A grand jury report blasts Penn State University and its handling of hazing at fraternities over the last decade and makes recommendations on how the university can improve after the death of a pledge this year.
The Centre County district attorney just released the findings of a grand jury, looking into the fraternity culture at Penn State. It found a shocking history of hazing and says that must change.
The grand jury says even the moves Penn State made to crack down on fraternities after the death of Timothy Piazza this year aren't working.
That grand jury is recommending significant changes at Penn State and to state law.
"No one should die just because they want to join a fraternity. That shouldn't be OK. It's not acceptable. It shouldn't be acceptable," said Richard Graham, parent of former PSU fraternity member.
With a former Penn State fraternity member and family of other alleged hazing victims in the front row of a news conference in Bellefonte, the Centre County district attorney revealed findings from a grand jury report.
That report includes recommendations going forward regarding hazing and excessive alcohol use by fraternities at Penn State University.
The grand jury report questions why Penn State labeled Beta Theta Pi as a model fraternity in recent years when there were indications of problems there dating back a decade.
That's where pledge Timothy Piazza died back in February after a night of heavy drinking.
"They were horrified by the failure of a system that they felt didn't protect and hadn't protected others when they found out about other cases in the past at Penn State," said Centre County District Attorney Stacy Parks Miller.
The grand jury says even new rules implemented at Penn State after that aren't enforced, pointing out violations even on parents weekend -- violations that included parents themselves.
Here are some of the recommendations:
A new Pennsylvania law called "Tim's Law" with stricter penalties for hazing.
Stiffer state laws on giving alcohol to minors.
A pledge's bill of rights for new frat members.
Establishing a hazing hotline much better that one already available.
A rule where hazing equals expulsion at Penn State.
"There's an interview of me saying, you know, 'death is imminent up at Penn State unless there are some serious changes," said James Vivenzio, former PSU student.

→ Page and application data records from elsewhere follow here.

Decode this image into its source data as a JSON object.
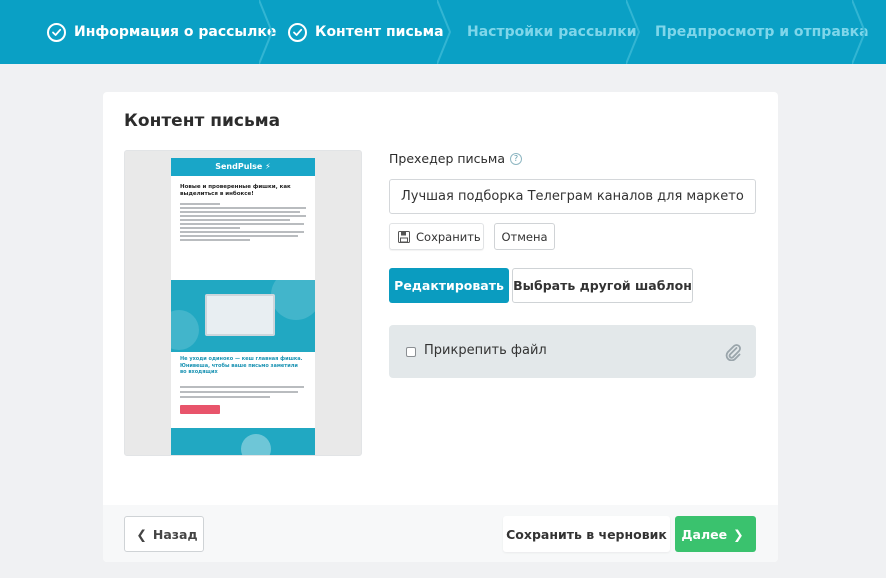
{
  "stepper": {
    "steps": [
      {
        "label": "Информация о рассылке",
        "state": "done"
      },
      {
        "label": "Контент письма",
        "state": "done"
      },
      {
        "label": "Настройки рассылки",
        "state": "todo"
      },
      {
        "label": "Предпросмотр и отправка",
        "state": "todo"
      }
    ]
  },
  "content": {
    "title": "Контент письма",
    "preview": {
      "brand": "SendPulse",
      "headline": "Новые и проверенные фишки, как выделиться в инбоксе!",
      "subhead": "Не уходи одиноко — кеш главная фишка. Юнивеша, чтобы ваше письмо заметили во входящих"
    },
    "preheader": {
      "label": "Прехедер письма",
      "help_icon": "question-circle-icon",
      "value": "Лучшая подборка Телеграм каналов для маркетолога",
      "save_label": "Сохранить",
      "cancel_label": "Отмена"
    },
    "actions": {
      "edit_label": "Редактировать",
      "template_label": "Выбрать другой шаблон"
    },
    "attachment": {
      "label": "Прикрепить файл",
      "checked": false
    }
  },
  "footer": {
    "back_label": "Назад",
    "draft_label": "Сохранить в черновик",
    "next_label": "Далее"
  },
  "colors": {
    "header": "#0aa0c5",
    "primary": "#0a9cc0",
    "success": "#3ac26e",
    "background": "#f0f1f3"
  }
}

Newswatch 16 was there back in 2015 when Vivenzio visited the Kappa Delta Row fraternity house, just off Penn State's main campus. He has sued the university claiming his complaints about hazing were ignored.

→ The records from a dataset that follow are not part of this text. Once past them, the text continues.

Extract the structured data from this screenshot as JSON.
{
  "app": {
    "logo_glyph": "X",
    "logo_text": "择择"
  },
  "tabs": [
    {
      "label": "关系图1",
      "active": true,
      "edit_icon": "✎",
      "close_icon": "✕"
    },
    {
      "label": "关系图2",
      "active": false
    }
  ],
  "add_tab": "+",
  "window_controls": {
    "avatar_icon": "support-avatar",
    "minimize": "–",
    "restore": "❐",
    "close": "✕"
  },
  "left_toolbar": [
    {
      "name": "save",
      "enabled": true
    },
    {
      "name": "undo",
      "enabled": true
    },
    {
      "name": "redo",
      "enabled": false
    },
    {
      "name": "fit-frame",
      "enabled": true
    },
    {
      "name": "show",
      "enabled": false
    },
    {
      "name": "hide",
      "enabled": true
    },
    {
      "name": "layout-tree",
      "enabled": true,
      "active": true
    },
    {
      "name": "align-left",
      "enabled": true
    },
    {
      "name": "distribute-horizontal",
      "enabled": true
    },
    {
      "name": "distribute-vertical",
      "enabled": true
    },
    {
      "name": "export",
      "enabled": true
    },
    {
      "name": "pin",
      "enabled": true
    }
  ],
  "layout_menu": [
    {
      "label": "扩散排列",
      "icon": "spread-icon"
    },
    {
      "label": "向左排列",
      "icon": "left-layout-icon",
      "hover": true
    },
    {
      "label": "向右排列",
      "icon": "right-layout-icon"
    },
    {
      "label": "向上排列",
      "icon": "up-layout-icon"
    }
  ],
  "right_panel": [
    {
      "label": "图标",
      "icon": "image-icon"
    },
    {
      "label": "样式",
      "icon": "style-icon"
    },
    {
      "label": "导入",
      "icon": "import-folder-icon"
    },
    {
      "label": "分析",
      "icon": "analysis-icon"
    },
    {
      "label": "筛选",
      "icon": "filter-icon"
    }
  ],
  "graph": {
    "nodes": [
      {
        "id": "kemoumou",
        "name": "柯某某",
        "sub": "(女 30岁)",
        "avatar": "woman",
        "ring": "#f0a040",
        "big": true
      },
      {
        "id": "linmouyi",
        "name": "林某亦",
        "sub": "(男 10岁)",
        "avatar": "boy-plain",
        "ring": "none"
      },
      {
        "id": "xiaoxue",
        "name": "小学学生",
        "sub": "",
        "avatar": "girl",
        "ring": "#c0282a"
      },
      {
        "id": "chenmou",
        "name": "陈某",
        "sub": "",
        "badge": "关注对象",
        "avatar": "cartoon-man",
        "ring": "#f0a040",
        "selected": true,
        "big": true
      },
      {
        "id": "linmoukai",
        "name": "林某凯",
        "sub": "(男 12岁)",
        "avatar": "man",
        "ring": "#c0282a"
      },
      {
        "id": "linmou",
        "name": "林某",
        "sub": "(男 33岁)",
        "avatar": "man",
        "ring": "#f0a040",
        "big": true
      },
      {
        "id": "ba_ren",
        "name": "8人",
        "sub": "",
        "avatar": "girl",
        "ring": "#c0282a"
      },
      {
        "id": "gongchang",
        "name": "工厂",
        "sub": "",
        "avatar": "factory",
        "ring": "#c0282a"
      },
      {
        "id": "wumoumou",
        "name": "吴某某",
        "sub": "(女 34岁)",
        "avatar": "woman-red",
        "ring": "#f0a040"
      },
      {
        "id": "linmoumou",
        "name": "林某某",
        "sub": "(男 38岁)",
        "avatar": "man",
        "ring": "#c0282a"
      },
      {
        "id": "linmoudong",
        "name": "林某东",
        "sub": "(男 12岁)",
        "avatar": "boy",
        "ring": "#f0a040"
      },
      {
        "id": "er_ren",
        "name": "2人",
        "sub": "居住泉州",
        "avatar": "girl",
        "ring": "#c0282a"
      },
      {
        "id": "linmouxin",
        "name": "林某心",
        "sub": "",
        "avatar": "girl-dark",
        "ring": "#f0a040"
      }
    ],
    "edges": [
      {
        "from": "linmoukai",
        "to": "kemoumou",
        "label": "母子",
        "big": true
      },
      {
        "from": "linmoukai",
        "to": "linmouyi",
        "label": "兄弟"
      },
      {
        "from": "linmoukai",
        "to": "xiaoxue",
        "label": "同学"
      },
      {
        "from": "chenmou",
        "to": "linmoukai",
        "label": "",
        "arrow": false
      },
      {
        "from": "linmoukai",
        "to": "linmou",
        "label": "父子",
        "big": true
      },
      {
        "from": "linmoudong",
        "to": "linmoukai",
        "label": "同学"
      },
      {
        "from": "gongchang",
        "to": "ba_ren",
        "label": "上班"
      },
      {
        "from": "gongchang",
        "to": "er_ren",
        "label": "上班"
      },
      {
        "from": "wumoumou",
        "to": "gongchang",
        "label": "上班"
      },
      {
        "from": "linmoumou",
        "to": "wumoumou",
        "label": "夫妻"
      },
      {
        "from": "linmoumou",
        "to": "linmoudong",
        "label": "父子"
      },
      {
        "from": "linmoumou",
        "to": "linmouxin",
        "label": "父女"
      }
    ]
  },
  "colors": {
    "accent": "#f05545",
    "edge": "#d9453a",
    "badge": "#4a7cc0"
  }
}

"Penn State, you screwed up. You know we are here today due to that. It's time to take responsibility and move on. We shouldn't be here at all."
"You want to make them think twice about engaging in behavior, make it student-conduct punishable individually. Start saying if you're engaging in hazing, not only are we going to learn about it, but we're passing it on to police and you are going to be charged criminally, because that is, by the way, an actual crime," said the D.A.

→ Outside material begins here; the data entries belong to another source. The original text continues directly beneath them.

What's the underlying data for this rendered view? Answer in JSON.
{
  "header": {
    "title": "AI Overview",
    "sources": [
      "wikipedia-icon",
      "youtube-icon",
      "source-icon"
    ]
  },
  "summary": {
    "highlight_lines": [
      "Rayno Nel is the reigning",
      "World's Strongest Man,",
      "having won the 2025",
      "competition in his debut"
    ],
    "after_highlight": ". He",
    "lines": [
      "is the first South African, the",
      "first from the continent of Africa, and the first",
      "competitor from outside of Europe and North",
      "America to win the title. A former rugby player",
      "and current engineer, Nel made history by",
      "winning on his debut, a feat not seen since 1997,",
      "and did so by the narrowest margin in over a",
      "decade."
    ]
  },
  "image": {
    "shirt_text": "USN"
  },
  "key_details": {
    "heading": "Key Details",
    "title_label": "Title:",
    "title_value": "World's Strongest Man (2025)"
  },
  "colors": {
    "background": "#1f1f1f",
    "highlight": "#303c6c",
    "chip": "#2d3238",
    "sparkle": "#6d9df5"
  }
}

The grand jury report includes testimony from a Penn State administrator who says the university has had a lot of resistance to its new rules from alumni and even parents of frat brothers.
In a statement released after the new conference, Penn State said:
"Widespread problems of binge drinking and hazing persist at universities across the country. It's not a solution to simply point an accusatory finger."
The school went on to say it has been working to address the problems plaguing institutions nationwide.